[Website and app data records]
▬▬▬▬▬▬

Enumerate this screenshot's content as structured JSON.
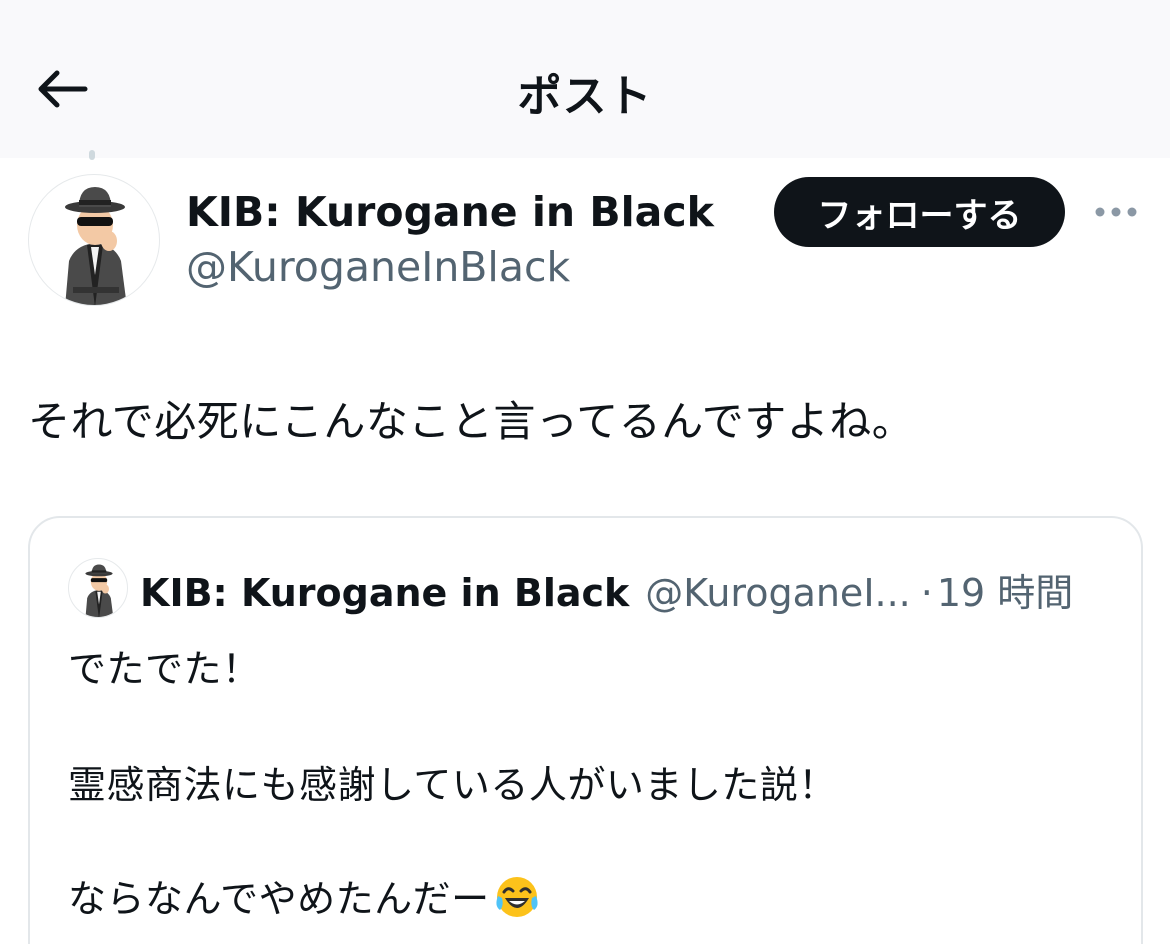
{
  "header": {
    "title": "ポスト",
    "back_icon": "arrow-left-icon"
  },
  "author": {
    "display_name": "KIB: Kurogane in Black",
    "handle": "@KuroganeInBlack",
    "avatar": "spy-in-trenchcoat-avatar"
  },
  "actions": {
    "follow_label": "フォローする",
    "more_icon": "more-horizontal-icon"
  },
  "tweet": {
    "text": "それで必死にこんなこと言ってるんですよね。"
  },
  "quote": {
    "display_name": "KIB: Kurogane in Black",
    "handle": "@KuroganeI...",
    "separator": "·",
    "time": "19 時間",
    "lines": [
      "でたでた！",
      "霊感商法にも感謝している人がいました説！",
      "ならなんでやめたんだー"
    ],
    "emoji": "face-with-tears-of-joy"
  },
  "colors": {
    "text_primary": "#0f1419",
    "text_secondary": "#536471",
    "border": "#e3e7ea",
    "header_bg": "#f9f9fb",
    "follow_bg": "#0f1419"
  }
}
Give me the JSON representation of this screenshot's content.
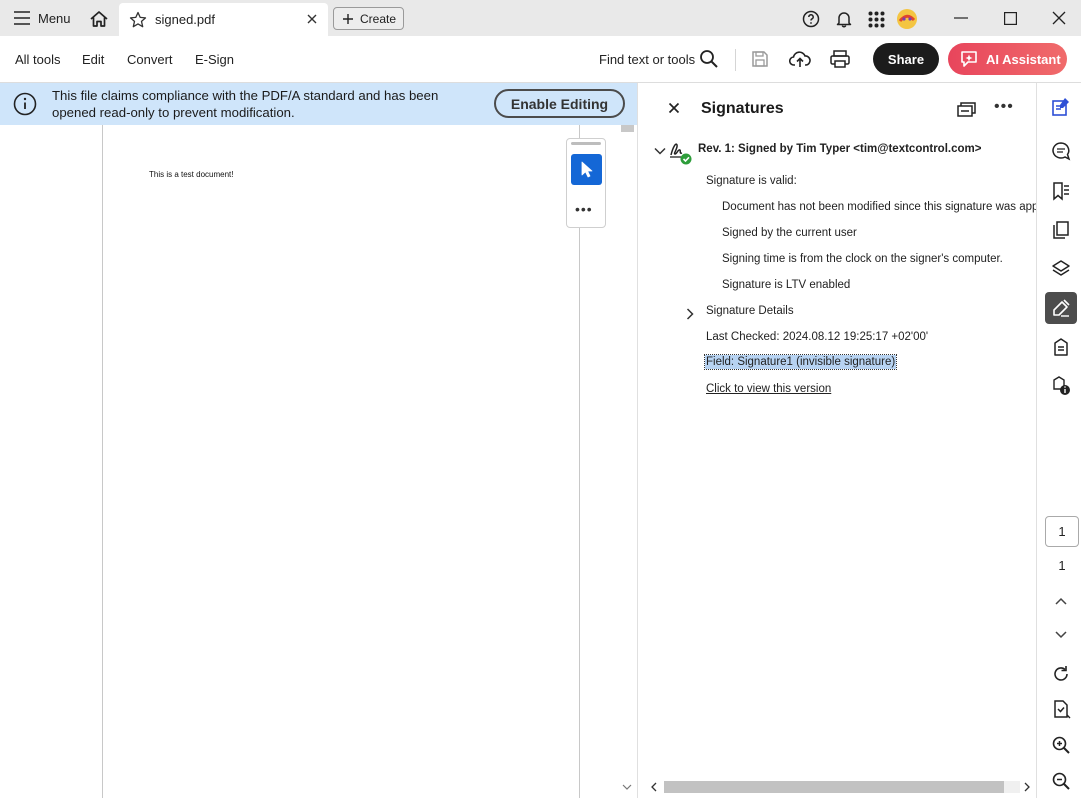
{
  "titlebar": {
    "menu_label": "Menu",
    "tab_name": "signed.pdf",
    "create_label": "Create"
  },
  "toolbar": {
    "items": [
      "All tools",
      "Edit",
      "Convert",
      "E-Sign"
    ],
    "find_label": "Find text or tools",
    "share_label": "Share",
    "ai_label": "AI Assistant"
  },
  "notice": {
    "text": "This file claims compliance with the PDF/A standard and has been opened read-only to prevent modification.",
    "button_label": "Enable Editing"
  },
  "document": {
    "text": "This is a test document!"
  },
  "signatures_panel": {
    "title": "Signatures",
    "revision": "Rev. 1: Signed by Tim Typer <tim@textcontrol.com>",
    "status": "Signature is valid:",
    "details_list": [
      "Document has not been modified since this signature was applied",
      "Signed by the current user",
      "Signing time is from the clock on the signer's computer.",
      "Signature is LTV enabled"
    ],
    "details_label": "Signature Details",
    "last_checked": "Last Checked: 2024.08.12 19:25:17 +02'00'",
    "field": "Field: Signature1 (invisible signature)",
    "view_link": "Click to view this version"
  },
  "page_nav": {
    "current": "1",
    "total": "1"
  },
  "colors": {
    "accent": "#1467d6",
    "notice_bg": "#cfe5fa",
    "ai_gradient_start": "#e8455c",
    "valid_green": "#2d9d3a"
  }
}
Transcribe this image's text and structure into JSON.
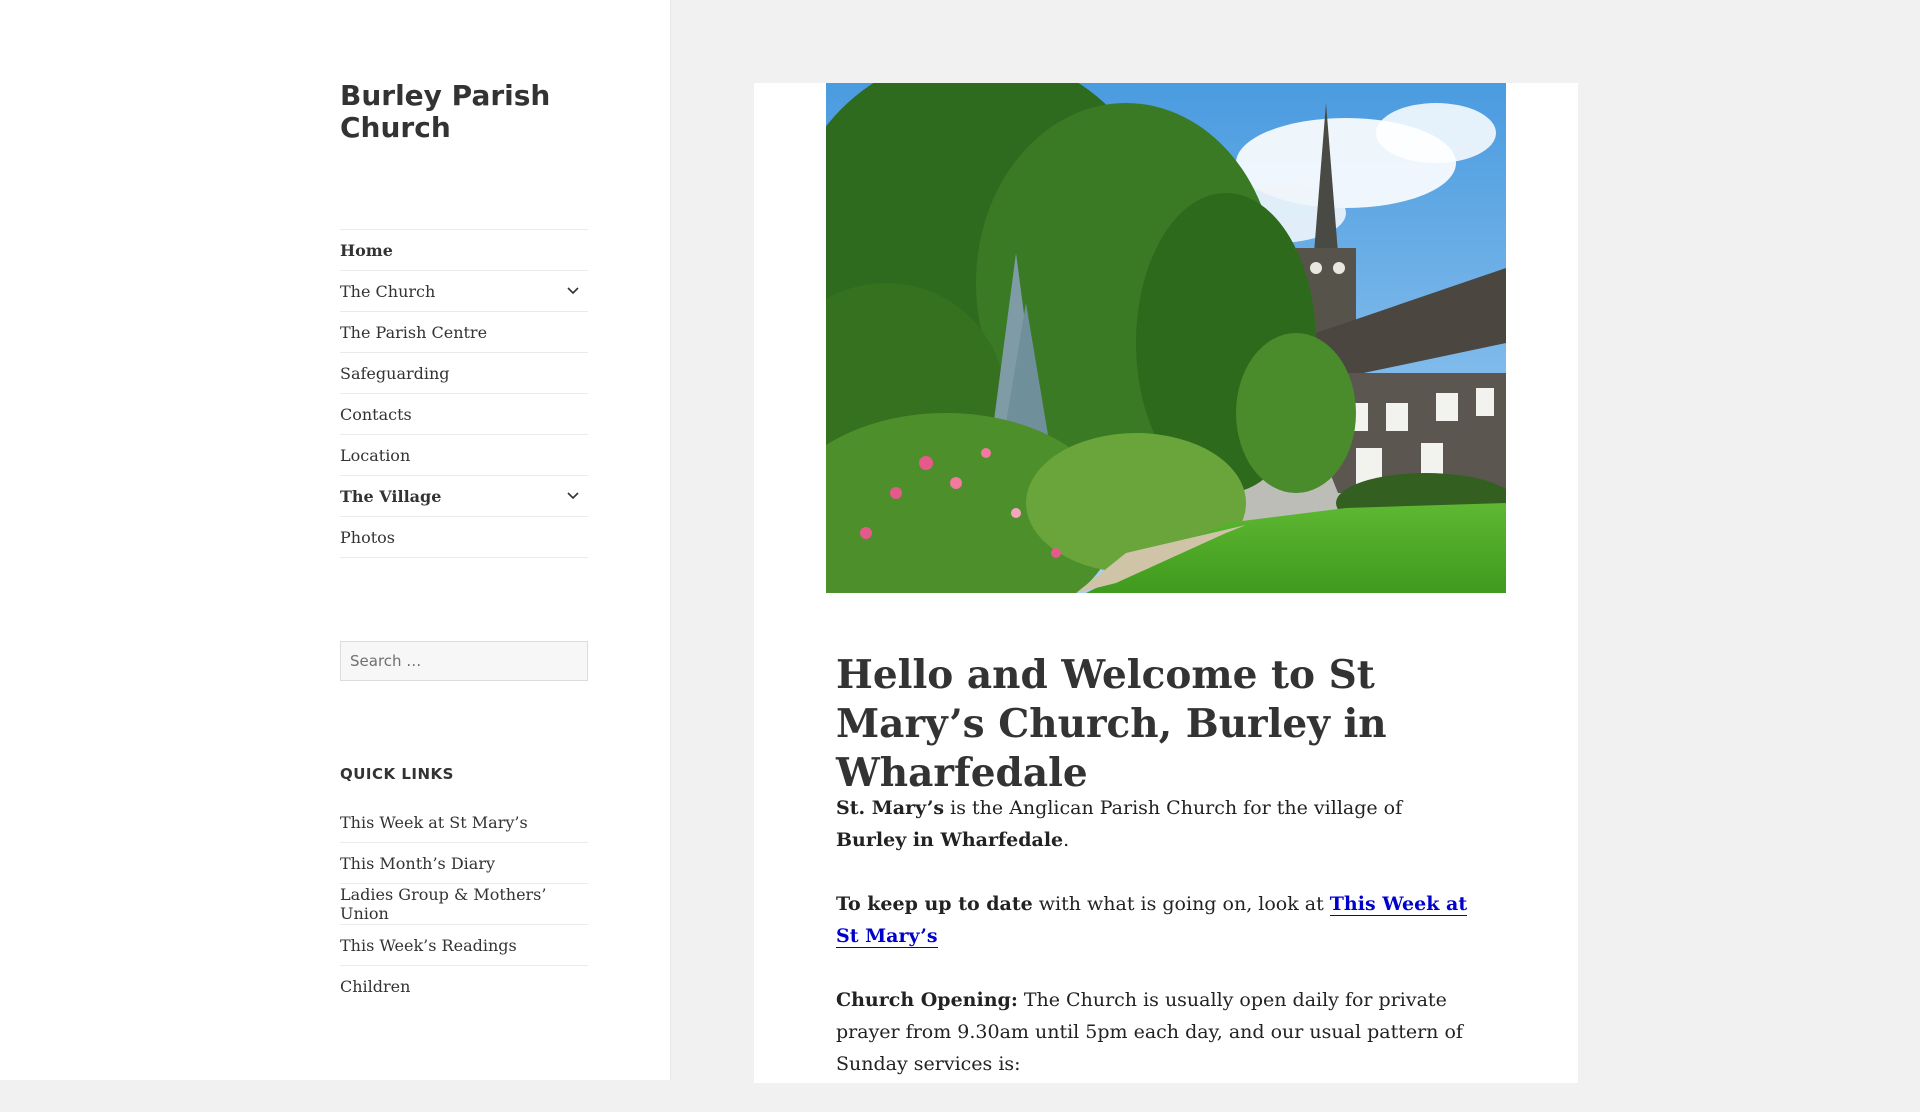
{
  "site": {
    "title": "Burley Parish Church"
  },
  "nav": {
    "items": [
      {
        "label": "Home",
        "bold": true,
        "has_submenu": false
      },
      {
        "label": "The Church",
        "bold": false,
        "has_submenu": true
      },
      {
        "label": "The Parish Centre",
        "bold": false,
        "has_submenu": false
      },
      {
        "label": "Safeguarding",
        "bold": false,
        "has_submenu": false
      },
      {
        "label": "Contacts",
        "bold": false,
        "has_submenu": false
      },
      {
        "label": "Location",
        "bold": false,
        "has_submenu": false
      },
      {
        "label": "The Village",
        "bold": true,
        "has_submenu": true
      },
      {
        "label": "Photos",
        "bold": false,
        "has_submenu": false
      }
    ]
  },
  "search": {
    "placeholder": "Search …"
  },
  "quick_links": {
    "title": "QUICK LINKS",
    "items": [
      "This Week at St Mary’s",
      "This Month’s Diary",
      "Ladies Group & Mothers’ Union",
      "This Week’s Readings",
      "Children"
    ]
  },
  "post": {
    "title": "Hello and Welcome to St Mary’s Church, Burley in Wharfedale",
    "p1": {
      "strong1": "St. Mary’s",
      "text1": " is the Anglican Parish Church for the village of ",
      "strong2": "Burley in Wharfedale",
      "text2": "."
    },
    "p2": {
      "strong": "To keep up to date",
      "text": " with what is going on, look at ",
      "link": "This Week at St Mary’s"
    },
    "p3": {
      "strong": "Church Opening:",
      "text": " The Church is usually open daily for private prayer from 9.30am until 5pm each day, and our usual pattern of Sunday services is:"
    }
  },
  "colors": {
    "link": "#0000cc",
    "text": "#333333",
    "background": "#f1f1f1"
  }
}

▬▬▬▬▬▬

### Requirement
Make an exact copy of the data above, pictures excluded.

### Solved problem
Enumerate this screenshot's content as structured JSON.
{
  "header": {
    "title": "ポスト",
    "back_icon": "arrow-left-icon"
  },
  "author": {
    "display_name": "KIB: Kurogane in Black",
    "handle": "@KuroganeInBlack",
    "avatar": "spy-in-trenchcoat-avatar"
  },
  "actions": {
    "follow_label": "フォローする",
    "more_icon": "more-horizontal-icon"
  },
  "tweet": {
    "text": "それで必死にこんなこと言ってるんですよね。"
  },
  "quote": {
    "display_name": "KIB: Kurogane in Black",
    "handle": "@KuroganeI...",
    "separator": "·",
    "time": "19 時間",
    "lines": [
      "でたでた！",
      "霊感商法にも感謝している人がいました説！",
      "ならなんでやめたんだー"
    ],
    "emoji": "face-with-tears-of-joy"
  },
  "colors": {
    "text_primary": "#0f1419",
    "text_secondary": "#536471",
    "border": "#e3e7ea",
    "header_bg": "#f9f9fb",
    "follow_bg": "#0f1419"
  }
}
Give me the JSON representation of this screenshot's content.
{
  "titlebar": {
    "menu_label": "Menu",
    "tab_name": "signed.pdf",
    "create_label": "Create"
  },
  "toolbar": {
    "items": [
      "All tools",
      "Edit",
      "Convert",
      "E-Sign"
    ],
    "find_label": "Find text or tools",
    "share_label": "Share",
    "ai_label": "AI Assistant"
  },
  "notice": {
    "text": "This file claims compliance with the PDF/A standard and has been opened read-only to prevent modification.",
    "button_label": "Enable Editing"
  },
  "document": {
    "text": "This is a test document!"
  },
  "signatures_panel": {
    "title": "Signatures",
    "revision": "Rev. 1: Signed by Tim Typer <tim@textcontrol.com>",
    "status": "Signature is valid:",
    "details_list": [
      "Document has not been modified since this signature was applied",
      "Signed by the current user",
      "Signing time is from the clock on the signer's computer.",
      "Signature is LTV enabled"
    ],
    "details_label": "Signature Details",
    "last_checked": "Last Checked: 2024.08.12 19:25:17 +02'00'",
    "field": "Field: Signature1 (invisible signature)",
    "view_link": "Click to view this version"
  },
  "page_nav": {
    "current": "1",
    "total": "1"
  },
  "colors": {
    "accent": "#1467d6",
    "notice_bg": "#cfe5fa",
    "ai_gradient_start": "#e8455c",
    "valid_green": "#2d9d3a"
  }
}
Transcribe this image's text and structure into JSON.
{
  "site": {
    "title": "Burley Parish Church"
  },
  "nav": {
    "items": [
      {
        "label": "Home",
        "bold": true,
        "has_submenu": false
      },
      {
        "label": "The Church",
        "bold": false,
        "has_submenu": true
      },
      {
        "label": "The Parish Centre",
        "bold": false,
        "has_submenu": false
      },
      {
        "label": "Safeguarding",
        "bold": false,
        "has_submenu": false
      },
      {
        "label": "Contacts",
        "bold": false,
        "has_submenu": false
      },
      {
        "label": "Location",
        "bold": false,
        "has_submenu": false
      },
      {
        "label": "The Village",
        "bold": true,
        "has_submenu": true
      },
      {
        "label": "Photos",
        "bold": false,
        "has_submenu": false
      }
    ]
  },
  "search": {
    "placeholder": "Search …"
  },
  "quick_links": {
    "title": "QUICK LINKS",
    "items": [
      "This Week at St Mary’s",
      "This Month’s Diary",
      "Ladies Group & Mothers’ Union",
      "This Week’s Readings",
      "Children"
    ]
  },
  "post": {
    "title": "Hello and Welcome to St Mary’s Church, Burley in Wharfedale",
    "p1": {
      "strong1": "St. Mary’s",
      "text1": " is the Anglican Parish Church for the village of ",
      "strong2": "Burley in Wharfedale",
      "text2": "."
    },
    "p2": {
      "strong": "To keep up to date",
      "text": " with what is going on, look at ",
      "link": "This Week at St Mary’s"
    },
    "p3": {
      "strong": "Church Opening:",
      "text": " The Church is usually open daily for private prayer from 9.30am until 5pm each day, and our usual pattern of Sunday services is:"
    }
  },
  "colors": {
    "link": "#0000cc",
    "text": "#333333",
    "background": "#f1f1f1"
  }
}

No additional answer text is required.